Nature Transformed, which is on display in the Museum of Art through April 21, presents a selection of Edward Burtynsky’s photographs of the Vermont quarry industry in the 90s. Burtynsky, a Canadian 2005 TED prize-winner, is a photographer who has achieved international recognition for his large-format photographs of the industrial landscape.
“Being almost the most visible environmental photographer in our time, Burtynsky’s project of quarr[ies] in Vermont turned out to be important and formative in his career,” said Professor of History of Art and Architecture Pieter Broucke, co-planner of this exhibit.
After conducting the bank architecture project and noting that the stones “had to have been taken out of the quarry one block at a time,” Burtynsky recorded in his artist statement that, “I envisioned an inverted cubed architecture on the side of a hill.” This inverted skyscraper concept led Burtynsky to Vermont. Once here, Burtynsky started his renowned exploration of nature and industry, working with and photographing the quarry stoneworkers. These stoneworkers, who immigrated to Vermont from Europe, introduced to Burtynsky the ancient quarrying town of Carrara, Italy; it was there that he finished his first overseas project.
Burtynsky first came to Vermont from Toronto in 1991. After that, he visited quarries in Vermont five more times. The photographs of his first visit, such as Rock of Ages #26, Abandoned Section, E.L., show the formal quality of quarries.
“Burtynsky was more interested in the surface of the quarry during his first visit,” Broucke said. “… there is just a little bit of sky and Vermont landscape on the top of the photograph. The pattern of Smith Quarry in this photograph almost looks like a quilt.”
The development of the past century of quarry industry in Vermont is clearly shown in this photograph. Like an inverted skyscraper, blocks at this abandoned quarry site get larger and larger from top to bottom with the changes of technology from vertical parallel drilling to cable cutting marked on them.
As a teaching museum, the Museum of Art, collaborating with Hood Museum of Dartmouth College, aims to convey the stories behind the photographs through Nature Transformed. In a catalog called Nature Transformed: Edward Burtynsky’s Vermont Quarry Photographs in Context, specialists in a variety of disciplines from both colleges interpret these photographs through a variety of lenses, including the history of photography, social history of the migration of stone workers from Italy to Vermont and the geology of the quarry in Vermont. These interpretations provide a backdrop against which to view the photographs and give visitors a better understanding of the scholarly context of the exhibition.

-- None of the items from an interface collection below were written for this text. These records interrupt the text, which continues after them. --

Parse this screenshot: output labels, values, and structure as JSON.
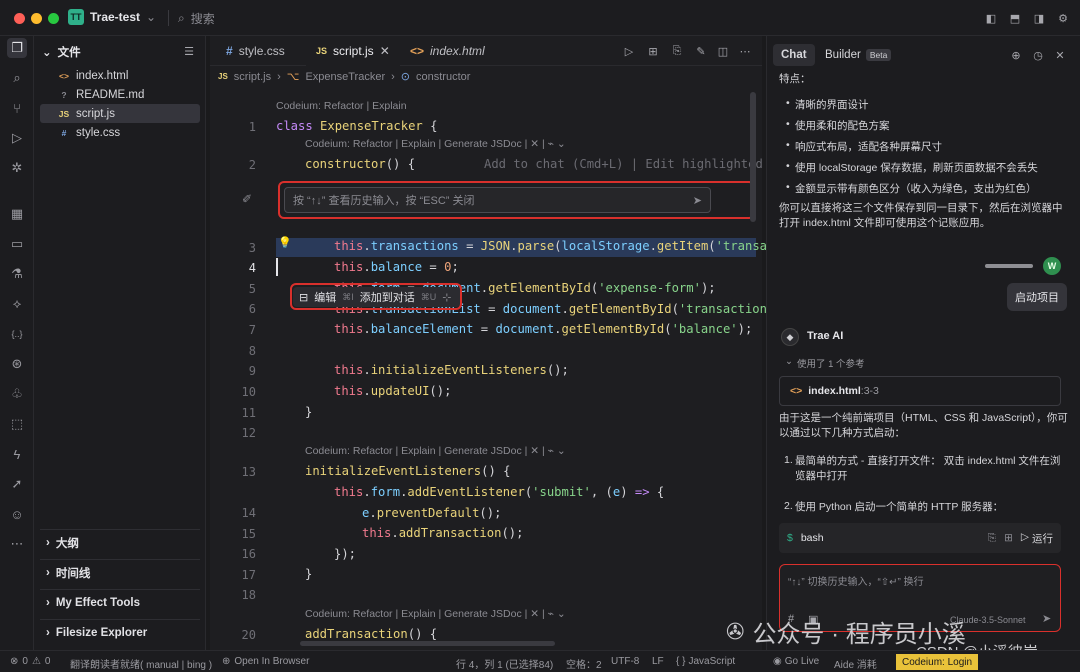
{
  "titlebar": {
    "badge": "TT",
    "project": "Trae-test",
    "search_placeholder": "搜索"
  },
  "colors": {
    "accent_green": "#2fb08a",
    "highlight_red": "#d9302c",
    "keyword": "#c58af9",
    "string": "#88d48b",
    "prop": "#7dcfff"
  },
  "sidebar": {
    "title": "文件",
    "files": [
      {
        "icon": "<>",
        "name": "index.html",
        "icon_color": "#e7a35a"
      },
      {
        "icon": "?",
        "name": "README.md",
        "icon_color": "#8b8b92"
      },
      {
        "icon": "JS",
        "name": "script.js",
        "icon_color": "#e9d37a"
      },
      {
        "icon": "#",
        "name": "style.css",
        "icon_color": "#7da6e0"
      }
    ],
    "sections": [
      "大纲",
      "时间线",
      "My Effect Tools",
      "Filesize Explorer"
    ]
  },
  "editor": {
    "tabs": [
      {
        "icon": "#",
        "label": "style.css"
      },
      {
        "icon": "JS",
        "label": "script.js"
      },
      {
        "icon": "<>",
        "label": "index.html"
      }
    ],
    "breadcrumb": [
      "script.js",
      "ExpenseTracker",
      "constructor"
    ],
    "lens1": "Codeium: Refactor | Explain",
    "lens2": "Codeium: Refactor | Explain | Generate JSDoc | ✕ | ⌁ ⌄",
    "ghost": "Add to chat (Cmd+L) | Edit highlighted",
    "inline_placeholder": "按 “↑↓” 查看历史输入，按 “ESC” 关闭",
    "action_edit": "编辑",
    "action_edit_kbd": "⌘I",
    "action_add": "添加到对话",
    "action_add_kbd": "⌘U",
    "line_numbers": [
      "1",
      "2",
      "3",
      "4",
      "5",
      "6",
      "7",
      "8",
      "9",
      "10",
      "11",
      "12",
      "13",
      "14",
      "15",
      "16",
      "17",
      "18",
      "19",
      "20"
    ]
  },
  "chat": {
    "tab_chat": "Chat",
    "tab_builder": "Builder",
    "beta": "Beta",
    "features_title": "特点：",
    "features": [
      "清晰的界面设计",
      "使用柔和的配色方案",
      "响应式布局，适配各种屏幕尺寸",
      "使用 localStorage 保存数据，刷新页面数据不会丢失",
      "金额显示带有颜色区分（收入为绿色，支出为红色）"
    ],
    "para1": "你可以直接将这三个文件保存到同一目录下，然后在浏览器中打开 index.html 文件即可使用这个记账应用。",
    "user_avatar": "W",
    "user_msg": "启动项目",
    "ai_name": "Trae AI",
    "refs": "使用了 1 个参考",
    "ref_file": "index.html",
    "ref_range": ":3-3",
    "para2": "由于这是一个纯前端项目（HTML、CSS 和 JavaScript），你可以通过以下几种方式启动：",
    "step1": "最简单的方式 - 直接打开文件： 双击 index.html 文件在浏览器中打开",
    "step2": "使用 Python 启动一个简单的 HTTP 服务器：",
    "code_lang": "bash",
    "run_label": "运行",
    "input_placeholder": "“↑↓” 切换历史输入，“⇧↵” 换行",
    "model": "Claude-3.5-Sonnet"
  },
  "status": {
    "errors": "0",
    "warnings": "0",
    "reader": "翻译朗读者就绪( manual | bing )",
    "open_browser": "Open In Browser",
    "position": "行 4，列 1 (已选择84)",
    "spaces": "空格：2",
    "encoding": "UTF-8",
    "eol": "LF",
    "lang": "JavaScript",
    "golive": "Go Live",
    "aide": "Aide 消耗",
    "codeium": "Codeium: Login"
  },
  "watermark": {
    "line1": "公众号 · 程序员小溪",
    "line2": "CSDN @小溪彼岸"
  }
}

The introduction section of Nature Transformed includes the geological map of New Hampshire and Vermont, a photograph of Burtynsky, a Middlebury owned Rock of Ages #19 and title wall. There are two main sections — marble quarry photographs and granite quarry photographs — marked by a marble bench and a granite bench in the hall. Abandoned Marble Quarry #18, OMYA #51 and Vermont Marble Company #52, are arranged on the same wall, forming a lyrical and harmonious atmosphere. A series of photographs of the Carrara Marble Quarry follows Danby Marble Quarry #2, Underground Quarry to show how ancient quarries have formed the landscape of Carrara, Italy differently from Vermont.
The other side of the exhibition features photographs of a granite quarry from the other side of the Green Mountain. Rock of Ages #12, Rock of Ages #4 and Rock of Ages #25 depict the abandoned section of Adam-Pirie Quarry and are arranged in such a way that the water at the bottom part of these photographs seems to link and flow. The color of the water, turned green by the growing algae, and consuming the granite in the quarry, gives the photos an eerie glow. Within the granite quarry section, the Museum also compiled a display shelf of historical photographs of stone workers in Vermont from a century ago that tell the story of how the quarry came into being.

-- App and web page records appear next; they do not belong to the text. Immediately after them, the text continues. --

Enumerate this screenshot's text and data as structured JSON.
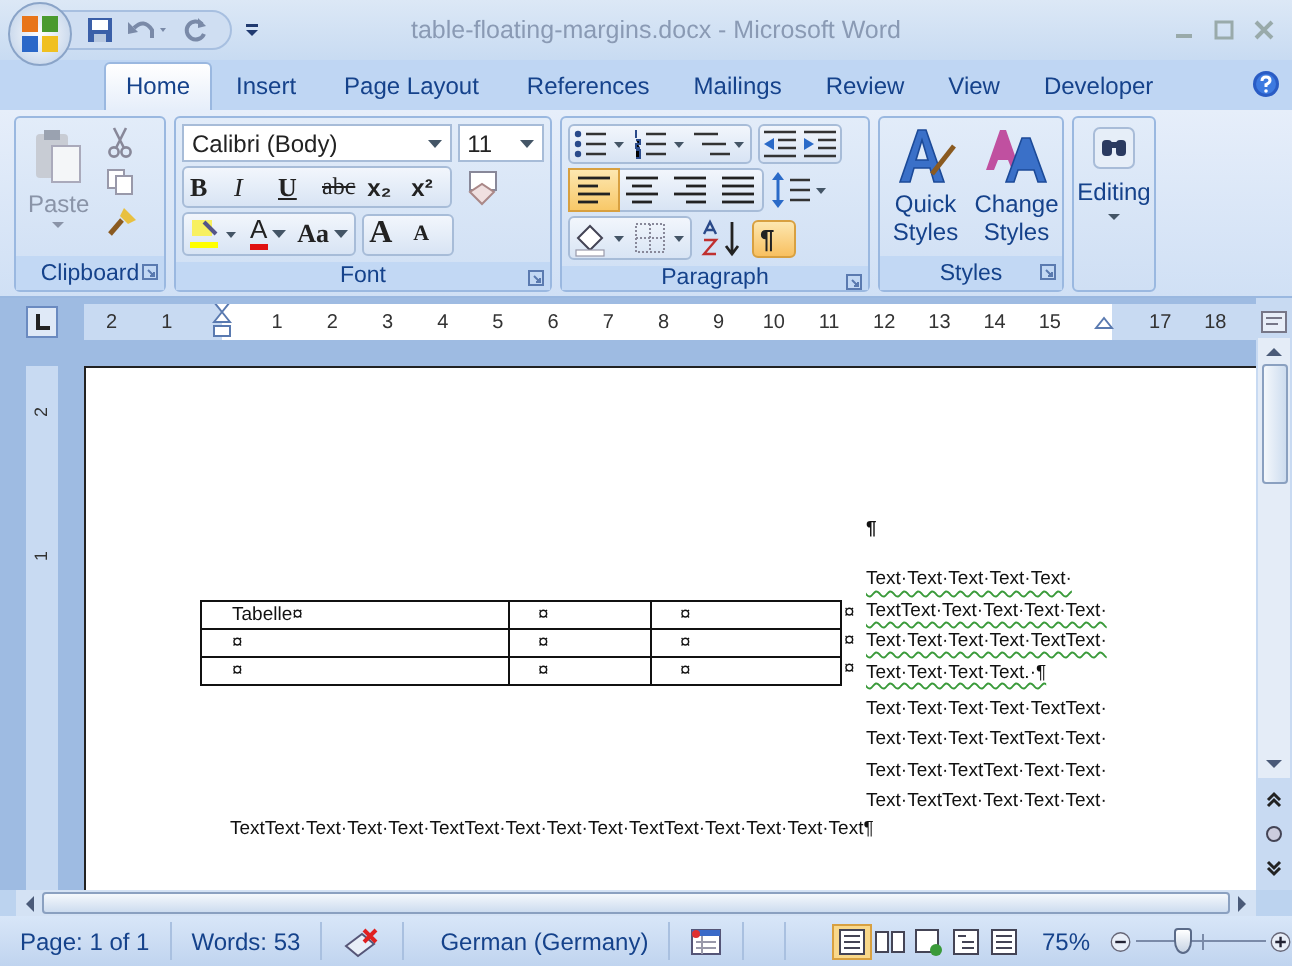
{
  "title_bar": {
    "title": "table-floating-margins.docx - Microsoft Word"
  },
  "tabs": [
    {
      "label": "Home",
      "selected": true
    },
    {
      "label": "Insert",
      "selected": false
    },
    {
      "label": "Page Layout",
      "selected": false
    },
    {
      "label": "References",
      "selected": false
    },
    {
      "label": "Mailings",
      "selected": false
    },
    {
      "label": "Review",
      "selected": false
    },
    {
      "label": "View",
      "selected": false
    },
    {
      "label": "Developer",
      "selected": false
    }
  ],
  "ribbon": {
    "clipboard": {
      "label": "Clipboard",
      "paste": "Paste"
    },
    "font": {
      "label": "Font",
      "font_name": "Calibri (Body)",
      "font_size": "11",
      "format_buttons": [
        "B",
        "I",
        "U",
        "abc",
        "x₂",
        "x²"
      ],
      "case_button": "Aa",
      "color_button": "A",
      "grow_button": "A",
      "shrink_button": "A"
    },
    "paragraph": {
      "label": "Paragraph",
      "alignment": [
        {
          "selected": true
        },
        {
          "selected": false
        },
        {
          "selected": false
        },
        {
          "selected": false
        }
      ],
      "show_marks": {
        "label": "¶",
        "selected": true
      }
    },
    "styles": {
      "label": "Styles",
      "buttons": [
        "Quick Styles",
        "Change Styles"
      ]
    },
    "editing": {
      "label": "Editing"
    }
  },
  "ruler": {
    "left_labels": [
      "2",
      "1"
    ],
    "labels": [
      "1",
      "2",
      "3",
      "4",
      "5",
      "6",
      "7",
      "8",
      "9",
      "10",
      "11",
      "12",
      "13",
      "14",
      "15"
    ],
    "right_labels": [
      "17",
      "18"
    ]
  },
  "vertical_ruler": {
    "labels": [
      "2",
      "1"
    ]
  },
  "document": {
    "pilcrow": "¶",
    "float_lines": [
      {
        "text": "Text·Text·Text·Text·Text·",
        "grammar_flag": true
      },
      {
        "text": "TextText·Text·Text·Text·Text·",
        "grammar_flag": true
      },
      {
        "text": "Text·Text·Text·Text·TextText·",
        "grammar_flag": true
      },
      {
        "text": "Text·Text·Text·Text.·¶",
        "grammar_flag": true
      }
    ],
    "side_lines": [
      {
        "text": "Text·Text·Text·Text·TextText·",
        "grammar_flag": false
      },
      {
        "text": "Text·Text·Text·TextText·Text·",
        "grammar_flag": false
      },
      {
        "text": "Text·Text·TextText·Text·Text·",
        "grammar_flag": false
      },
      {
        "text": "Text·TextText·Text·Text·Text·",
        "grammar_flag": false
      }
    ],
    "table": {
      "rows": [
        [
          "Tabelle¤",
          "¤",
          "¤"
        ],
        [
          "¤",
          "¤",
          "¤"
        ],
        [
          "¤",
          "¤",
          "¤"
        ]
      ],
      "row_end_marks": [
        "¤",
        "¤",
        "¤"
      ]
    },
    "body_line": "TextText·Text·Text·Text·TextText·Text·Text·Text·TextText·Text·Text·Text·Text¶"
  },
  "status_bar": {
    "page": "Page: 1 of 1",
    "words": "Words: 53",
    "language": "German (Germany)",
    "views": [
      {
        "selected": true
      },
      {
        "selected": false
      },
      {
        "selected": false
      },
      {
        "selected": false
      },
      {
        "selected": false
      }
    ],
    "zoom": "75%",
    "zoom_slider": {
      "level": 0.37
    }
  }
}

Measuring as much as 60-meters down into the Earth, quarry sites are considered to be scars on the landscape. In Burtynsky’s work, however, these scars become compelling and beautiful rather than visually disturbing.
“A variety of sites were chosen to present this sublime-scale modern industrial extraction activity, approximating their natural state,” Professor of History of Art and Architecture Kirsten Hoving explained in her March 5 lecture, “Digging Deep: Edward Burtynsky’s Vermont Quarry Photographs.”
“These abstracted objects convey implicit subtext of technology and consumption, which make these amazing visual images more than just pictures,” said Hoving.
Hoving believes that Burtynsky highly aestheticizes Vermont quarries by looking up-down, providing a complex and even confusing view that eliminates the horizon and thus avoids easy grasp of his photographs. Burtynsky’s elevated viewpoint is similar to Robert Adams’s quest to uncover human presence in the landscape in an exhibition called “New Topographics: Photographs of a Man-Altered Landscape” in 1975. Humans inhabiting the landscape continues to be an on-going concern of Burtynsky, and his large scale photographs continue to serve as a metaphor for industrial consumption on nature.
Burtynsky is coming to the College to speak about his photographic career as well as his exhibition on March 14. In addition, a series of lectures focusing on different aspects including social history and photography relating to the exhibition will take place in March and April on campus.